TUCSON, Arizona (AP) – A seventh suspect in the 2010 killing of a U.S. Border Patrol agent has been charged in the slaying that is at the center of a scandal over a botched U.S. gun-smuggling probe known as Operation Fast and Furious.
Federal prosecutors say 30-year-old Rosario Rafael Burboa-Alvarez faces charges of first-degree murder and other crimes. He is in custody for immigration-related crimes.
Burboa-Alvarez is accused of assembling the armed crew that was supposed to steal marijuana from smugglers when they encountered Border Patrol agent Brian Terry and others on Dec. 14, 2010. He has pleaded not guilty.
A gun fight between the so-called "rip-off crew" and border agents ensued. Terry was killed. Authorities later discovered that two of the guns found at the scene of the murder had been part of a Bureau of Alcohol, Tobacco, Firearms and Explosives operation in which the federal government allowed criminals to buy guns in Phoenix-area shops with the intention of tracking them once they made their way into Mexico. But the agency lost track of more than 1,400 of the 2,000 guns they allowed smugglers to buy.
The scandal resulted in the resignation of top officials. The country's chief law enforcement officer, Eric Holder, was held in contempt after he refused to divulge documents for a congressional investigation.

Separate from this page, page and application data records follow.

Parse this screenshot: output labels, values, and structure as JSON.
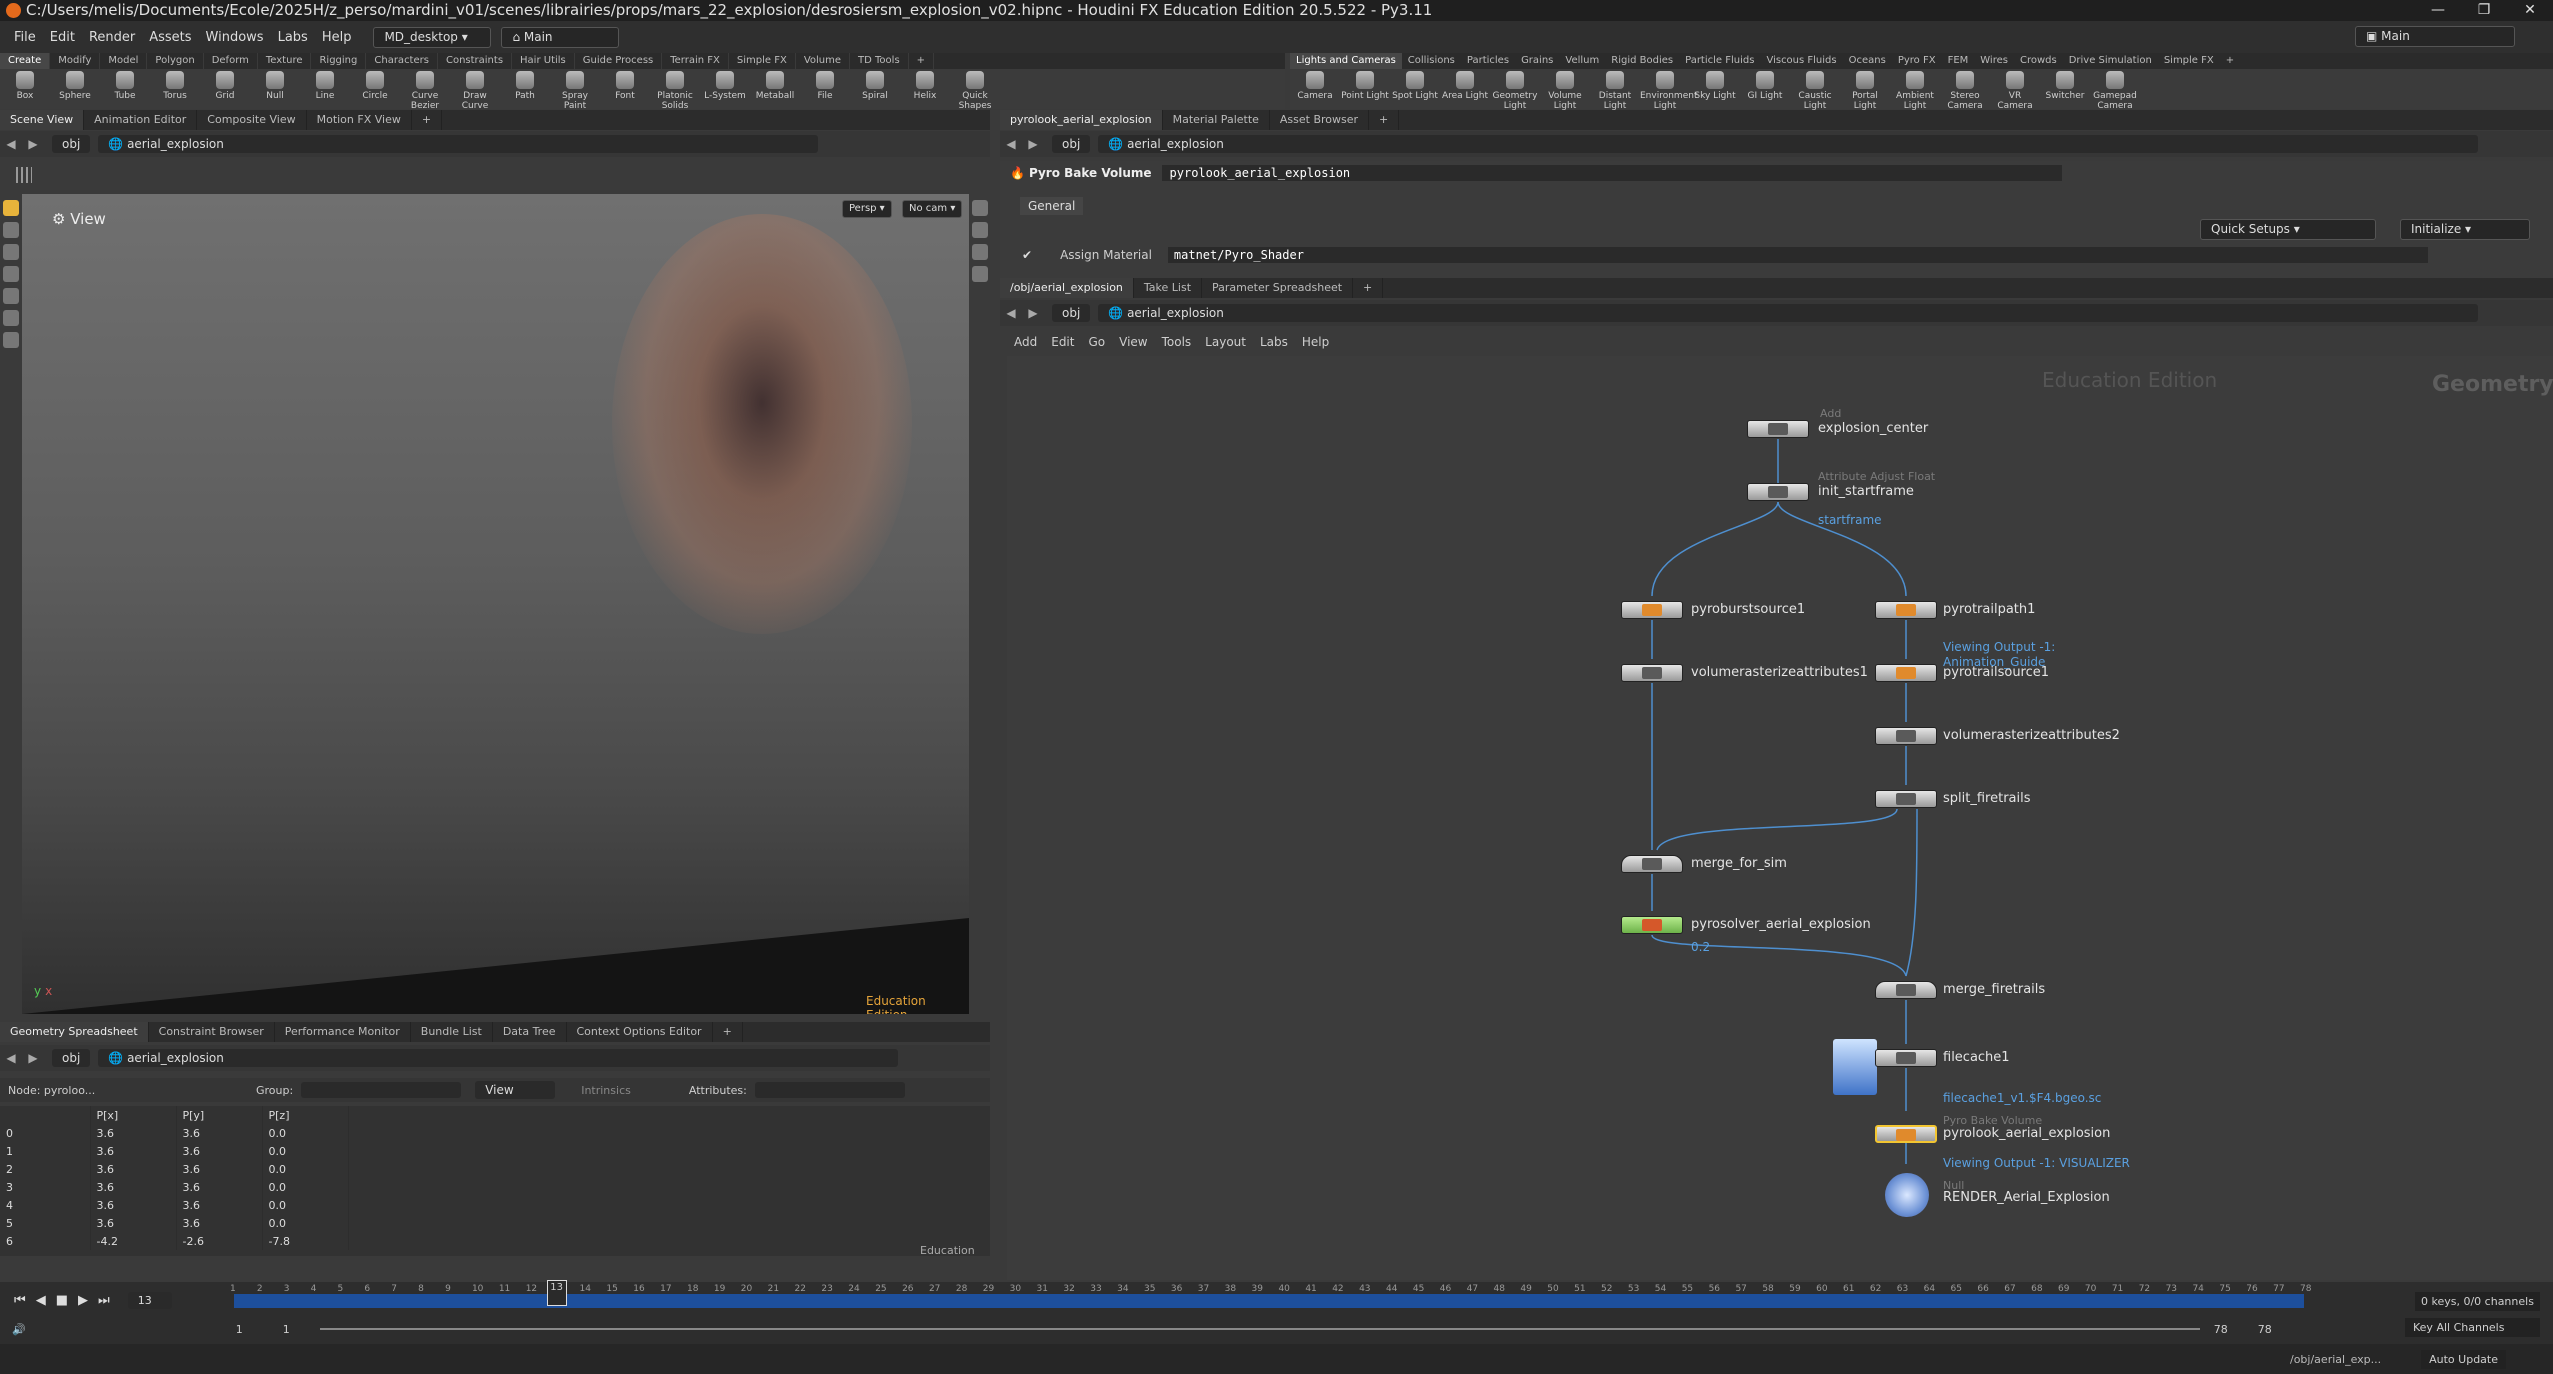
{
  "titlebar": {
    "path": "C:/Users/melis/Documents/Ecole/2025H/z_perso/mardini_v01/scenes/librairies/props/mars_22_explosion/desrosiersm_explosion_v02.hipnc - Houdini FX Education Edition 20.5.522 - Py3.11",
    "min": "—",
    "max": "❐",
    "close": "✕"
  },
  "menubar": {
    "items": [
      "File",
      "Edit",
      "Render",
      "Assets",
      "Windows",
      "Labs",
      "Help"
    ],
    "desktop": "MD_desktop",
    "context": "Main",
    "right_context": "Main"
  },
  "shelf_left_tabs": [
    "Create",
    "Modify",
    "Model",
    "Polygon",
    "Deform",
    "Texture",
    "Rigging",
    "Characters",
    "Constraints",
    "Hair Utils",
    "Guide Process",
    "Terrain FX",
    "Simple FX",
    "Volume",
    "TD Tools",
    "+"
  ],
  "shelf_left_tools": [
    "Box",
    "Sphere",
    "Tube",
    "Torus",
    "Grid",
    "Null",
    "Line",
    "Circle",
    "Curve Bezier",
    "Draw Curve",
    "Path",
    "Spray Paint",
    "Font",
    "Platonic Solids",
    "L-System",
    "Metaball",
    "File",
    "Spiral",
    "Helix",
    "Quick Shapes"
  ],
  "shelf_right_tabs": [
    "Lights and Cameras",
    "Collisions",
    "Particles",
    "Grains",
    "Vellum",
    "Rigid Bodies",
    "Particle Fluids",
    "Viscous Fluids",
    "Oceans",
    "Pyro FX",
    "FEM",
    "Wires",
    "Crowds",
    "Drive Simulation",
    "Simple FX",
    "+"
  ],
  "shelf_right_tools": [
    "Camera",
    "Point Light",
    "Spot Light",
    "Area Light",
    "Geometry Light",
    "Volume Light",
    "Distant Light",
    "Environment Light",
    "Sky Light",
    "GI Light",
    "Caustic Light",
    "Portal Light",
    "Ambient Light",
    "Stereo Camera",
    "VR Camera",
    "Switcher",
    "Gamepad Camera"
  ],
  "viewer": {
    "tabs": [
      "Scene View",
      "Animation Editor",
      "Composite View",
      "Motion FX View",
      "+"
    ],
    "obj": "obj",
    "path": "aerial_explosion",
    "view_label": "View",
    "persp": "Persp ▾",
    "cam": "No cam ▾",
    "edition": "Education Edition",
    "axis_y": "y",
    "axis_x": "x"
  },
  "params": {
    "tabs": [
      "pyrolook_aerial_explosion",
      "Material Palette",
      "Asset Browser",
      "+"
    ],
    "obj": "obj",
    "path": "aerial_explosion",
    "node_type": "Pyro Bake Volume",
    "node_name": "pyrolook_aerial_explosion",
    "tab_general": "General",
    "quick_setups": "Quick Setups",
    "initialize": "Initialize",
    "assign_label": "Assign Material",
    "assign_value": "matnet/Pyro_Shader"
  },
  "network": {
    "tabs": [
      "/obj/aerial_explosion",
      "Take List",
      "Parameter Spreadsheet",
      "+"
    ],
    "obj": "obj",
    "path": "aerial_explosion",
    "menu": [
      "Add",
      "Edit",
      "Go",
      "View",
      "Tools",
      "Layout",
      "Labs",
      "Help"
    ],
    "watermark": "Education Edition",
    "context_label": "Geometry",
    "nodes": {
      "explosion_center": {
        "type": "Add",
        "name": "explosion_center"
      },
      "init_startframe": {
        "type": "Attribute Adjust Float",
        "name": "init_startframe",
        "note": "startframe"
      },
      "pyroburstsource1": {
        "name": "pyroburstsource1"
      },
      "pyrotrailpath1": {
        "name": "pyrotrailpath1",
        "note1": "Viewing Output -1:",
        "note2": "Animation_Guide"
      },
      "volumerasterizeattributes1": {
        "name": "volumerasterizeattributes1"
      },
      "pyrotrailsource1": {
        "name": "pyrotrailsource1"
      },
      "volumerasterizeattributes2": {
        "name": "volumerasterizeattributes2"
      },
      "split_firetrails": {
        "name": "split_firetrails"
      },
      "merge_for_sim": {
        "name": "merge_for_sim"
      },
      "pyrosolver": {
        "name": "pyrosolver_aerial_explosion",
        "note": "0.2"
      },
      "merge_firetrails": {
        "name": "merge_firetrails"
      },
      "filecache1": {
        "name": "filecache1",
        "note": "filecache1_v1.$F4.bgeo.sc"
      },
      "pyrolook": {
        "type": "Pyro Bake Volume",
        "name": "pyrolook_aerial_explosion",
        "note": "Viewing Output -1: VISUALIZER"
      },
      "render": {
        "type": "Null",
        "name": "RENDER_Aerial_Explosion"
      }
    }
  },
  "spreadsheet": {
    "tabs": [
      "Geometry Spreadsheet",
      "Constraint Browser",
      "Performance Monitor",
      "Bundle List",
      "Data Tree",
      "Context Options Editor",
      "+"
    ],
    "obj": "obj",
    "path": "aerial_explosion",
    "node_label": "Node: pyroloo...",
    "group_label": "Group:",
    "view": "View",
    "intrinsics": "Intrinsics",
    "attributes": "Attributes:",
    "edition": "Education",
    "columns": [
      "",
      "P[x]",
      "P[y]",
      "P[z]"
    ],
    "rows": [
      [
        "0",
        "3.6",
        "3.6",
        "0.0"
      ],
      [
        "1",
        "3.6",
        "3.6",
        "0.0"
      ],
      [
        "2",
        "3.6",
        "3.6",
        "0.0"
      ],
      [
        "3",
        "3.6",
        "3.6",
        "0.0"
      ],
      [
        "4",
        "3.6",
        "3.6",
        "0.0"
      ],
      [
        "5",
        "3.6",
        "3.6",
        "0.0"
      ],
      [
        "6",
        "-4.2",
        "-2.6",
        "-7.8"
      ]
    ]
  },
  "timeline": {
    "current_frame": "13",
    "start": "1",
    "start2": "1",
    "end": "78",
    "end2": "78",
    "keys": "0 keys, 0/0 channels",
    "key_all": "Key All Channels",
    "auto_update": "Auto Update",
    "obj_path": "/obj/aerial_exp...",
    "frame_range": [
      1,
      78
    ],
    "current": 13
  }
}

Since then, authorities have focused on arresting and trying all suspects involved.
The first of those was Manual Osorio-Arellanes, who was sentenced to 30 years in federal prison in February after pleading guilty to first-degree murder. Osorio-Arellanes was wounded in the shooting and maintains that he was not the shooter. Prosecutors agree that he was likely not the one who shot Terry, but say he should still be held accountable for his role in the agent's death.
Two others who were at the scene of the slaying are facing charges in Arizona after being extradited from Mexico.
Jesus Leonel Sánchez-Meza, also known as Lionel Portillo-Meza, was extradited in June. Ivan Soto-Barraza, 34, was captured in Mexico last September and was brought to the U.S. on July 31. Two others remain fugitives: Jesus Rosario Favela-Astorga and Heraclio Osorio-Arellanes.
The suspects in custody are being prosecuted in federal court in Tucson by prosecutors from San Diego.